- “Standing Alone with Myself.” Life Notes: Personal Writings by Contemporary Black Women . Ed. Patricia Bell-Scott. New York: W.W. Norton, 1994. 364-88.
- “Learning to Recognize Each Other.” SAGE: A Scholarly Journal on Black Women (Spring 1995).
- “ABC.” Testimony: Young African Americans on Self-Discovery and Black Identity. Ed. Natasha Tarpley. Boston: Beacon, 1995.
- “Half Gold, Half Black: Thailand Journals, 1979-80.” Testimony: Young African Americans on Self-Discovery and Black Identity. Ed. Natasha Tarpley. Boston: Beacon, 1995.
- “The Transmigration of Souls.” Asheville Review (Fall 1996).
- “Locating Biafra: The Words We Wouldn’t Say.” Names We Call Home: An Autobiography on Racial Identity. Ed. Becky W. Thompson and Sangeeta Tyagi. New York: Routledge, 1996.
- “What I Came For.” Men We Cherish: African American Women Writing About Men. Ed. Brooke Stephens. New York: Doubleday, 1997.
- “Civilization.” Literal Latté 5.6 (Dec. 1999/Jan. 2000): 12.
- “Hungry Ghosts.” Fourth Genre: Explorations in Nonfiction 4 (Oct. 2000). Reprinted in The Best Women’s Travel Writing 2005: True Stories from around the World. Ed. Lucy McCauley. Palo Alto: Travelers’ Tales, 2005.

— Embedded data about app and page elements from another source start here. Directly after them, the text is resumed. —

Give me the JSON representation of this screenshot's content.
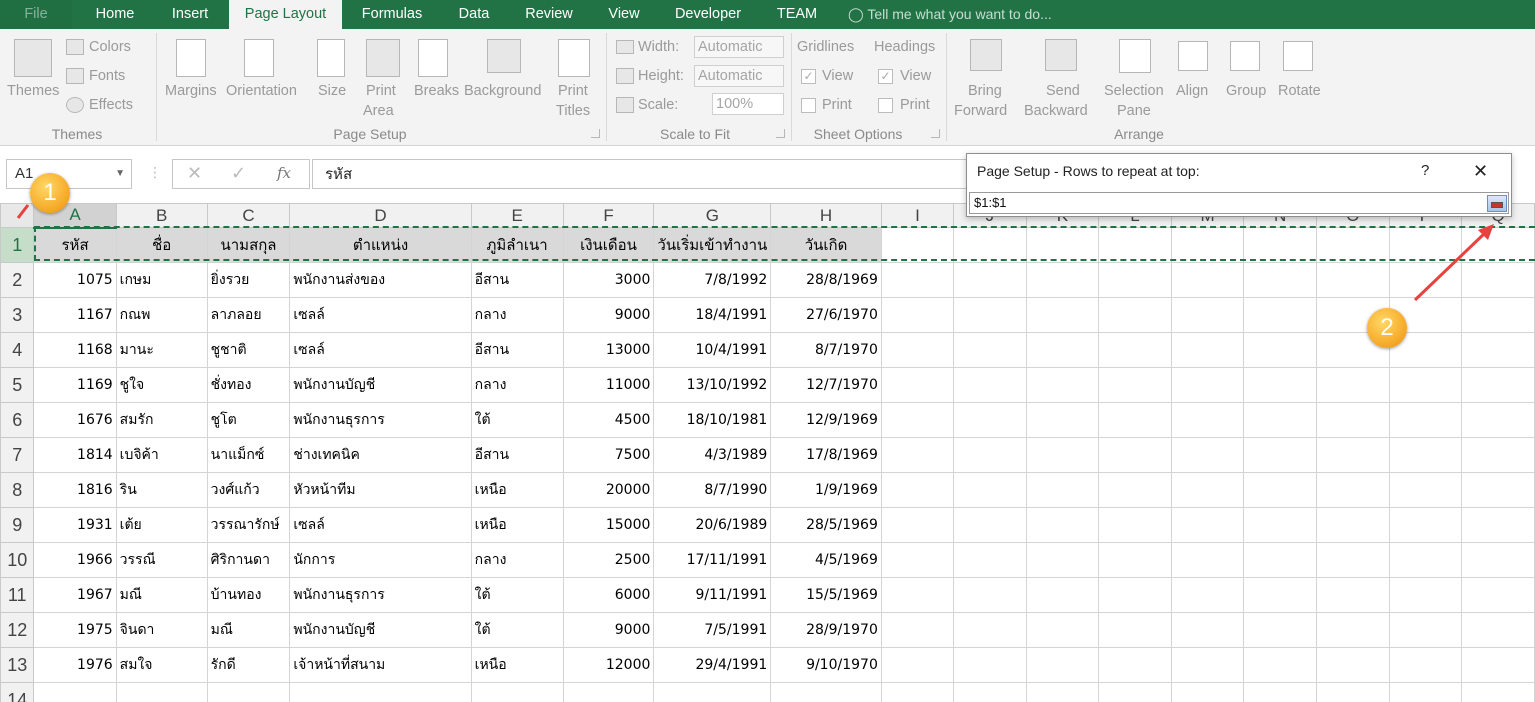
{
  "tabs": [
    "File",
    "Home",
    "Insert",
    "Page Layout",
    "Formulas",
    "Data",
    "Review",
    "View",
    "Developer",
    "TEAM"
  ],
  "tell_me": "Tell me what you want to do...",
  "ribbon": {
    "themes": {
      "big": "Themes",
      "colors": "Colors",
      "fonts": "Fonts",
      "effects": "Effects",
      "group": "Themes"
    },
    "page_setup": {
      "margins": "Margins",
      "orientation": "Orientation",
      "size": "Size",
      "print_area_1": "Print",
      "print_area_2": "Area",
      "breaks": "Breaks",
      "background": "Background",
      "print_titles_1": "Print",
      "print_titles_2": "Titles",
      "group": "Page Setup"
    },
    "scale": {
      "width": "Width:",
      "height": "Height:",
      "scale": "Scale:",
      "width_val": "Automatic",
      "height_val": "Automatic",
      "scale_val": "100%",
      "group": "Scale to Fit"
    },
    "sheet_options": {
      "gridlines": "Gridlines",
      "headings": "Headings",
      "view": "View",
      "print": "Print",
      "group": "Sheet Options"
    },
    "arrange": {
      "bring_1": "Bring",
      "bring_2": "Forward",
      "send_1": "Send",
      "send_2": "Backward",
      "sel_1": "Selection",
      "sel_2": "Pane",
      "align": "Align",
      "group_btn": "Group",
      "rotate": "Rotate",
      "group": "Arrange"
    }
  },
  "name_box": "A1",
  "formula": "รหัส",
  "dialog": {
    "title": "Page Setup - Rows to repeat at top:",
    "help": "?",
    "value": "$1:$1"
  },
  "columns": [
    "A",
    "B",
    "C",
    "D",
    "E",
    "F",
    "G",
    "H",
    "I",
    "J",
    "K",
    "L",
    "M",
    "N",
    "O",
    "P",
    "Q"
  ],
  "header_row": [
    "รหัส",
    "ชื่อ",
    "นามสกุล",
    "ตำแหน่ง",
    "ภูมิลำเนา",
    "เงินเดือน",
    "วันเริ่มเข้าทำงาน",
    "วันเกิด"
  ],
  "rows": [
    [
      "1075",
      "เกษม",
      "ยิ่งรวย",
      "พนักงานส่งของ",
      "อีสาน",
      "3000",
      "7/8/1992",
      "28/8/1969"
    ],
    [
      "1167",
      "กณพ",
      "ลาภลอย",
      "เซลล์",
      "กลาง",
      "9000",
      "18/4/1991",
      "27/6/1970"
    ],
    [
      "1168",
      "มานะ",
      "ชูชาติ",
      "เซลล์",
      "อีสาน",
      "13000",
      "10/4/1991",
      "8/7/1970"
    ],
    [
      "1169",
      "ชูใจ",
      "ชั่งทอง",
      "พนักงานบัญชี",
      "กลาง",
      "11000",
      "13/10/1992",
      "12/7/1970"
    ],
    [
      "1676",
      "สมรัก",
      "ชูโต",
      "พนักงานธุรการ",
      "ใต้",
      "4500",
      "18/10/1981",
      "12/9/1969"
    ],
    [
      "1814",
      "เบจิค้า",
      "นาแม็กซ์",
      "ช่างเทคนิค",
      "อีสาน",
      "7500",
      "4/3/1989",
      "17/8/1969"
    ],
    [
      "1816",
      "ริน",
      "วงศ์แก้ว",
      "หัวหน้าทีม",
      "เหนือ",
      "20000",
      "8/7/1990",
      "1/9/1969"
    ],
    [
      "1931",
      "เต้ย",
      "วรรณารักษ์",
      "เซลล์",
      "เหนือ",
      "15000",
      "20/6/1989",
      "28/5/1969"
    ],
    [
      "1966",
      "วรรณี",
      "ศิริกานดา",
      "นักการ",
      "กลาง",
      "2500",
      "17/11/1991",
      "4/5/1969"
    ],
    [
      "1967",
      "มณี",
      "บ้านทอง",
      "พนักงานธุรการ",
      "ใต้",
      "6000",
      "9/11/1991",
      "15/5/1969"
    ],
    [
      "1975",
      "จินดา",
      "มณี",
      "พนักงานบัญชี",
      "ใต้",
      "9000",
      "7/5/1991",
      "28/9/1970"
    ],
    [
      "1976",
      "สมใจ",
      "รักดี",
      "เจ้าหน้าที่สนาม",
      "เหนือ",
      "12000",
      "29/4/1991",
      "9/10/1970"
    ]
  ],
  "row_numbers": [
    "1",
    "2",
    "3",
    "4",
    "5",
    "6",
    "7",
    "8",
    "9",
    "10",
    "11",
    "12",
    "13",
    "14"
  ],
  "callouts": [
    "1",
    "2"
  ]
}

- “Pilgrims.” Transition 81/82 (Apr. 2000): 4-9.
- “The Names of Their Villages.” Transition 86 (2001): 4-21.
- “Passing through Bandit Territory.” A Woman Alone: Travel Tales from Around the Globe. Ed. Faith Conlon, et al. Seattle: Seal, 2001.
- “Ghosts.” Rosebud 21. (Fall 2001).
- “Lessons in Killing for the Black Buddhist Nun.” Diversity Dialogues. Ed. Lee Gutkind. Pittsburgh: Creative Nonfiction Foundation, 2002. Also in Creative Nonfiction 17. (Summer 2002).
- A Green and Gold Place.” Tricycle: The Buddhist Review 11.4 (Summer 2002).
- “My Sister, Myself.” Essence 1 Dec. 2002: 124-26.
- “Eating Africa.” Women Who Eat: A New Generation on the Glory of Food. Seattle: Seal, 2003.
- “Black Men.” Under Her Skin: How Girls Experience Race in America. Ed. Pooja Makhijani. Emeryville, CA: Seal, 2004.
- “Learning to Fail.” Chronicle of Higher Education. 9 Apr. 2004.
- “Surrendering to Faith.” Essence 1 Apr. 2004: 151.
- “The Anthology of Myself.” The Best Buddhist Writing 2005. Ed. Melvin McLeod. Boston: Shambhala, 2005.
- My Journey Home. Prod. Renee Tajima-Pena and WETA-TV. PBS. Apr. 2004.
- PEN New England Emerging Writer Award, 1994
- Dorothy & Granville Hicks Residency in Literature from the Yaddo Corporation, 1998
- Willard R. Espy Literary Foundation Award, 1999
- Second Prize from the Zora Neale Hurston/Richard Wright Foundation, 2000
- Millenium Award from Creative Non-Fiction , 2000
- John Guyon Literary Nonfiction Prize from Crab Orchard Review , 2001
- UNESCO International Artists Bursary, 2003
- PEN Beyond Margins Award for Best Biography/Memoir, 2004
Criticism and Interviews
About the Author
- Riess, Jana. Rev. of Meeting Faith: The Forest Journals of a Black Buddhist Nun. Publishers Weekly 8 Mar. 2004: 70-71.
- Robotham, Rosemarie. Rev. of Meeting Faith: The Forest Journals of a Black Buddhist Nun. Black Issues Book Review 1 May 2004: 36.
- “Wisconsin Book Festival 2007: Faith Adiele Speaks.” Isthmus: The Daily Page. 4 Oct. 2207. <http://www.thedailypage.com/daily/article.php?article=9701>
- “Book Fest Q & A: Faith Adiele.” Isthmus: The Daily Page. 9 Oct. 2004. <http://www.thedailypage.com/features/books/archive/>